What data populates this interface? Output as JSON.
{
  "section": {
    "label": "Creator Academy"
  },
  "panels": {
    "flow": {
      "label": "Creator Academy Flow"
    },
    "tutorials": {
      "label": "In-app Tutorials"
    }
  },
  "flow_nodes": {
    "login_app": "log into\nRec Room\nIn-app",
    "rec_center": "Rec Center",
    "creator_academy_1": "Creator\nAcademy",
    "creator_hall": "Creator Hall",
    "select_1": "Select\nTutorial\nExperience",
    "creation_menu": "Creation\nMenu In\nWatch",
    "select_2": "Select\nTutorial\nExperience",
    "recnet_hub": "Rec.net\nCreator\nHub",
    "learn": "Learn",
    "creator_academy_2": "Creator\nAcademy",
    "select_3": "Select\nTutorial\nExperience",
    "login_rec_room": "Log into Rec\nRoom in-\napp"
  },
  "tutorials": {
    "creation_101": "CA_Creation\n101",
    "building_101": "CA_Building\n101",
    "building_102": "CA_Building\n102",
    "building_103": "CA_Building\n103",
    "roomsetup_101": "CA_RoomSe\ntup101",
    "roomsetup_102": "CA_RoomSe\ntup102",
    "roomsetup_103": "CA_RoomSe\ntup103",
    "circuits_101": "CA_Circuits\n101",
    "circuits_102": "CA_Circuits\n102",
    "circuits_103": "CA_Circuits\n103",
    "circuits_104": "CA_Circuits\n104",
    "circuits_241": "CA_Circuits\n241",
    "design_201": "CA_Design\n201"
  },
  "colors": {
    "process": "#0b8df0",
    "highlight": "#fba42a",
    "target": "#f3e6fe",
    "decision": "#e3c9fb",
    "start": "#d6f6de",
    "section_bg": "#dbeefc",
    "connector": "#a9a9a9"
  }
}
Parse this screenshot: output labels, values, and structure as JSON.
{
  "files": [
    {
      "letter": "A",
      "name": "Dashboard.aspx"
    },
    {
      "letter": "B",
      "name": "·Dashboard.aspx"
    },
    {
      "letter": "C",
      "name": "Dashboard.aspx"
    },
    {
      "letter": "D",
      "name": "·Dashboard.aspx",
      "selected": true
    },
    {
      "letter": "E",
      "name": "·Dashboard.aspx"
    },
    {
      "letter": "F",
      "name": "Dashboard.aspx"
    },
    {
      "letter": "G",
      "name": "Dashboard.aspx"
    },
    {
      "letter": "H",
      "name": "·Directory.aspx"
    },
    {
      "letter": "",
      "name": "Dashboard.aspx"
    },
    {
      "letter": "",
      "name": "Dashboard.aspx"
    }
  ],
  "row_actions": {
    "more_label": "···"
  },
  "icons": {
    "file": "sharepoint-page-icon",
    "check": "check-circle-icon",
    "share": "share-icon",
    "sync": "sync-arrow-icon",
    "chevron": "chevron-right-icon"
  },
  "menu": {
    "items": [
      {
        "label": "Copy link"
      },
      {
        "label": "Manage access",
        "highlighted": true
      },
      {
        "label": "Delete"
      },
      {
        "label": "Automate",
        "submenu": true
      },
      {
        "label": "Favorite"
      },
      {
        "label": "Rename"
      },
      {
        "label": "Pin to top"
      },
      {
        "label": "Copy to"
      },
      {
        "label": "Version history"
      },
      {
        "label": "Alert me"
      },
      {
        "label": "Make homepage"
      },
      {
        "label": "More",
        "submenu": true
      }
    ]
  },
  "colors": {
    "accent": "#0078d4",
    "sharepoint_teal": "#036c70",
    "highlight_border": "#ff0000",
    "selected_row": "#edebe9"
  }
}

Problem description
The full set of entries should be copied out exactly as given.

Solution to the problem
What data populates this interface? Output as JSON.
{
  "section": {
    "label": "Creator Academy"
  },
  "panels": {
    "flow": {
      "label": "Creator Academy Flow"
    },
    "tutorials": {
      "label": "In-app Tutorials"
    }
  },
  "flow_nodes": {
    "login_app": "log into\nRec Room\nIn-app",
    "rec_center": "Rec Center",
    "creator_academy_1": "Creator\nAcademy",
    "creator_hall": "Creator Hall",
    "select_1": "Select\nTutorial\nExperience",
    "creation_menu": "Creation\nMenu In\nWatch",
    "select_2": "Select\nTutorial\nExperience",
    "recnet_hub": "Rec.net\nCreator\nHub",
    "learn": "Learn",
    "creator_academy_2": "Creator\nAcademy",
    "select_3": "Select\nTutorial\nExperience",
    "login_rec_room": "Log into Rec\nRoom in-\napp"
  },
  "tutorials": {
    "creation_101": "CA_Creation\n101",
    "building_101": "CA_Building\n101",
    "building_102": "CA_Building\n102",
    "building_103": "CA_Building\n103",
    "roomsetup_101": "CA_RoomSe\ntup101",
    "roomsetup_102": "CA_RoomSe\ntup102",
    "roomsetup_103": "CA_RoomSe\ntup103",
    "circuits_101": "CA_Circuits\n101",
    "circuits_102": "CA_Circuits\n102",
    "circuits_103": "CA_Circuits\n103",
    "circuits_104": "CA_Circuits\n104",
    "circuits_241": "CA_Circuits\n241",
    "design_201": "CA_Design\n201"
  },
  "colors": {
    "process": "#0b8df0",
    "highlight": "#fba42a",
    "target": "#f3e6fe",
    "decision": "#e3c9fb",
    "start": "#d6f6de",
    "section_bg": "#dbeefc",
    "connector": "#a9a9a9"
  }
}
Parse this screenshot: output labels, values, and structure as JSON.
{
  "files": [
    {
      "letter": "A",
      "name": "Dashboard.aspx"
    },
    {
      "letter": "B",
      "name": "·Dashboard.aspx"
    },
    {
      "letter": "C",
      "name": "Dashboard.aspx"
    },
    {
      "letter": "D",
      "name": "·Dashboard.aspx",
      "selected": true
    },
    {
      "letter": "E",
      "name": "·Dashboard.aspx"
    },
    {
      "letter": "F",
      "name": "Dashboard.aspx"
    },
    {
      "letter": "G",
      "name": "Dashboard.aspx"
    },
    {
      "letter": "H",
      "name": "·Directory.aspx"
    },
    {
      "letter": "",
      "name": "Dashboard.aspx"
    },
    {
      "letter": "",
      "name": "Dashboard.aspx"
    }
  ],
  "row_actions": {
    "more_label": "···"
  },
  "icons": {
    "file": "sharepoint-page-icon",
    "check": "check-circle-icon",
    "share": "share-icon",
    "sync": "sync-arrow-icon",
    "chevron": "chevron-right-icon"
  },
  "menu": {
    "items": [
      {
        "label": "Copy link"
      },
      {
        "label": "Manage access",
        "highlighted": true
      },
      {
        "label": "Delete"
      },
      {
        "label": "Automate",
        "submenu": true
      },
      {
        "label": "Favorite"
      },
      {
        "label": "Rename"
      },
      {
        "label": "Pin to top"
      },
      {
        "label": "Copy to"
      },
      {
        "label": "Version history"
      },
      {
        "label": "Alert me"
      },
      {
        "label": "Make homepage"
      },
      {
        "label": "More",
        "submenu": true
      }
    ]
  },
  "colors": {
    "accent": "#0078d4",
    "sharepoint_teal": "#036c70",
    "highlight_border": "#ff0000",
    "selected_row": "#edebe9"
  }
}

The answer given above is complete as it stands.